Date: 30th May 2019
The prevalence of deep learning in the healthcare industry is gaining momentum and this branch of AI is becoming a sophisticated tool to analyse large data sets, in a quick and efficient manner. Often reported to out-compete its human equivalent in both speed and accuracy it has been hailed as the future of diagnostic testing. Deep learning’s predictive powers can also be applied to a wide range of clinical settings, from assessing the risk of bleeding after surgery to predicting childhood asthma and remission, even the risk of mortality can be modelled.
Whilst it is becoming increasingly difficult to counter gainst deep learning as a potent analytical tool it does have its limitations, however, and Hongfang Liu and colleagues from the Mayo clinic having been assessing these confines in a paper published in Digital Medicine. Using previous studies approved by the Mayo clinic they have challenged deep learning models against older more ‘traditional’ machine learning models to predict patient outcomes. The results; that newer is not always better. What the study does highlight is that each model has strengths and weaknesses and that if any of these AI tools are to integrate fully and successfully into the healthcare industry it will be crucial to compare and assess the contribution of this growing range of methods to suitably match technique to application.
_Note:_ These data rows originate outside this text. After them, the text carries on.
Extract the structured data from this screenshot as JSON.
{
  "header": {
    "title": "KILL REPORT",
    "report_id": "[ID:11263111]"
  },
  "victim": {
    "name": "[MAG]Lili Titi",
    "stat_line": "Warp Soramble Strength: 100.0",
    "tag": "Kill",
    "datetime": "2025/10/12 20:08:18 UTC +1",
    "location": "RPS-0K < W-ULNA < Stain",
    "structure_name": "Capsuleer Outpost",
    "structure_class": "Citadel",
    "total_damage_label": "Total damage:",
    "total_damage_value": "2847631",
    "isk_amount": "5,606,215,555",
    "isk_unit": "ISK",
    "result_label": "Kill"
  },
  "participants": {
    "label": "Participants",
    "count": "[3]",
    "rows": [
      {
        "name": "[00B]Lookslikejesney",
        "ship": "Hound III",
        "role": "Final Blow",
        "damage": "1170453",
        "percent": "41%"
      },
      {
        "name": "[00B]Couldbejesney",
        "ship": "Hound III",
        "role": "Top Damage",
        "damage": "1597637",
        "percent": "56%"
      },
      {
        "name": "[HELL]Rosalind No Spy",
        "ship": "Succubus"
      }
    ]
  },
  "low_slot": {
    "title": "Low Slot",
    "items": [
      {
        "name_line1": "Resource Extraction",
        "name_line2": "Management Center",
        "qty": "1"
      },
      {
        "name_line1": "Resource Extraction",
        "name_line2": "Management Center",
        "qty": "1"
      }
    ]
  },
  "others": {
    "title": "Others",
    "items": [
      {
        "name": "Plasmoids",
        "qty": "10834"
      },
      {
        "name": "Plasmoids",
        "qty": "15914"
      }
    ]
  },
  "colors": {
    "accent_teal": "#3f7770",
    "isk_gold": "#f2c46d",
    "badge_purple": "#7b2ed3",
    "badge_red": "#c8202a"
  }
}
Chen, D., S. Liu, P. Kingsbury, S. Sohn, C. B. Storlie, E. B. Habermann, J. M. Naessens, D. W. Larson and H. Liu (2019). “Deep learning and alternative learning strategies for retrospective real-world clinical data.” npj Digital Medicine 2(1): 43.